EXERCISE:
When you return the data, keep every line exactly as it is and leave out the pictures.

======

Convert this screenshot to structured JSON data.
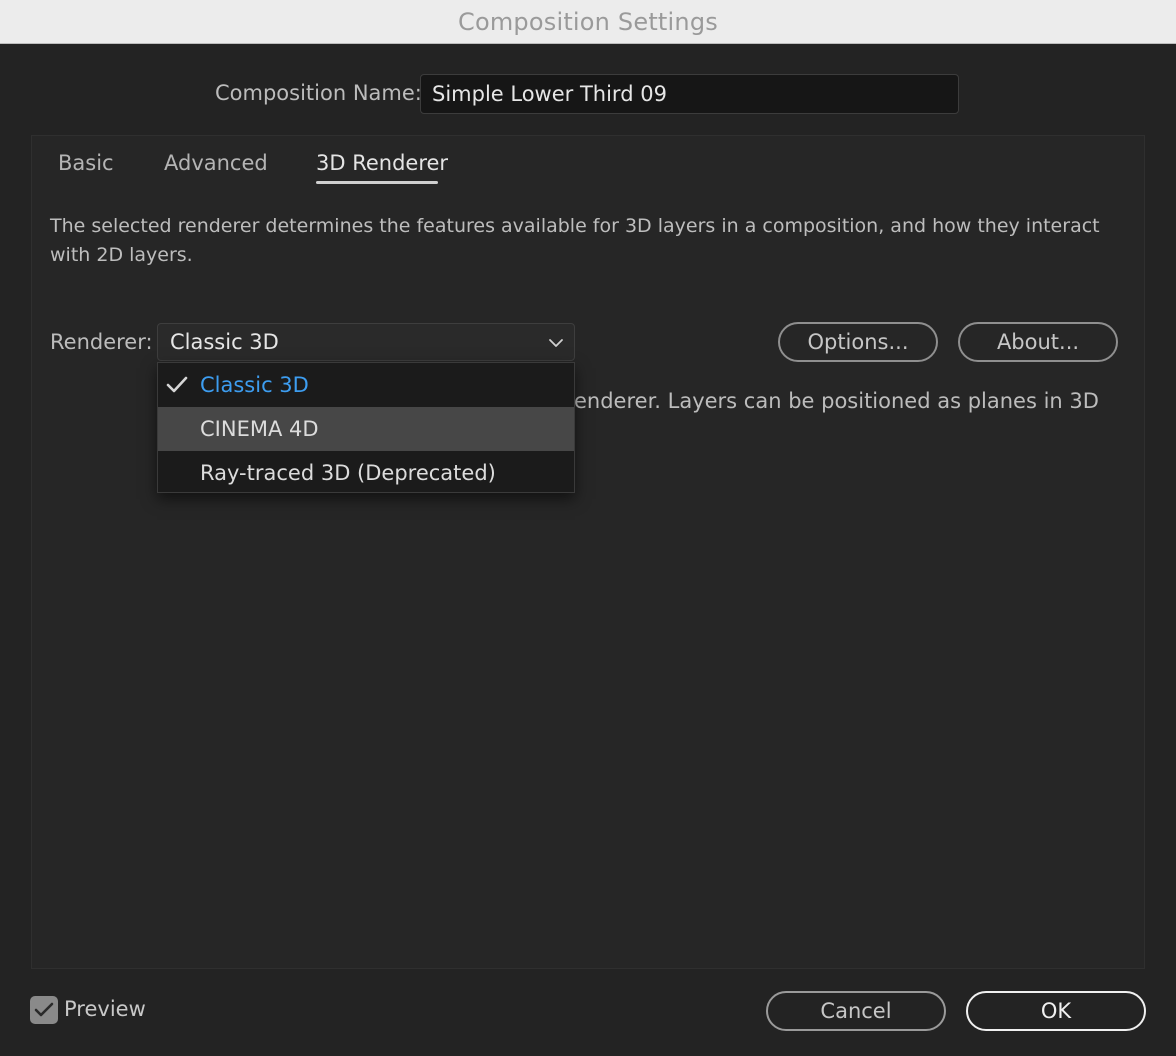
{
  "window": {
    "title": "Composition Settings"
  },
  "composition": {
    "name_label": "Composition Name:",
    "name_value": "Simple Lower Third 09"
  },
  "tabs": [
    {
      "label": "Basic",
      "active": false
    },
    {
      "label": "Advanced",
      "active": false
    },
    {
      "label": "3D Renderer",
      "active": true
    }
  ],
  "renderer_tab": {
    "description": "The selected renderer determines the features available for 3D layers in a composition, and how they interact with 2D layers.",
    "renderer_label": "Renderer:",
    "selected_renderer": "Classic 3D",
    "options_button": "Options...",
    "about_button": "About...",
    "info_text_visible": "enderer. Layers can be positioned as planes in 3D",
    "dropdown_items": [
      {
        "label": "Classic 3D",
        "checked": true
      },
      {
        "label": "CINEMA 4D",
        "checked": false
      },
      {
        "label": "Ray-traced 3D (Deprecated)",
        "checked": false
      }
    ]
  },
  "footer": {
    "preview_label": "Preview",
    "preview_checked": true,
    "cancel_button": "Cancel",
    "ok_button": "OK"
  },
  "colors": {
    "accent_selected": "#3d9df0",
    "dialog_bg": "#232323",
    "titlebar_bg": "#ececec"
  }
}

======

ANSWER FOR THE TASK:
Convert this screenshot to structured JSON data.
{
  "window": {
    "title": "Composition Settings"
  },
  "composition": {
    "name_label": "Composition Name:",
    "name_value": "Simple Lower Third 09"
  },
  "tabs": [
    {
      "label": "Basic",
      "active": false
    },
    {
      "label": "Advanced",
      "active": false
    },
    {
      "label": "3D Renderer",
      "active": true
    }
  ],
  "renderer_tab": {
    "description": "The selected renderer determines the features available for 3D layers in a composition, and how they interact with 2D layers.",
    "renderer_label": "Renderer:",
    "selected_renderer": "Classic 3D",
    "options_button": "Options...",
    "about_button": "About...",
    "info_text_visible": "enderer. Layers can be positioned as planes in 3D",
    "dropdown_items": [
      {
        "label": "Classic 3D",
        "checked": true
      },
      {
        "label": "CINEMA 4D",
        "checked": false
      },
      {
        "label": "Ray-traced 3D (Deprecated)",
        "checked": false
      }
    ]
  },
  "footer": {
    "preview_label": "Preview",
    "preview_checked": true,
    "cancel_button": "Cancel",
    "ok_button": "OK"
  },
  "colors": {
    "accent_selected": "#3d9df0",
    "dialog_bg": "#232323",
    "titlebar_bg": "#ececec"
  }
}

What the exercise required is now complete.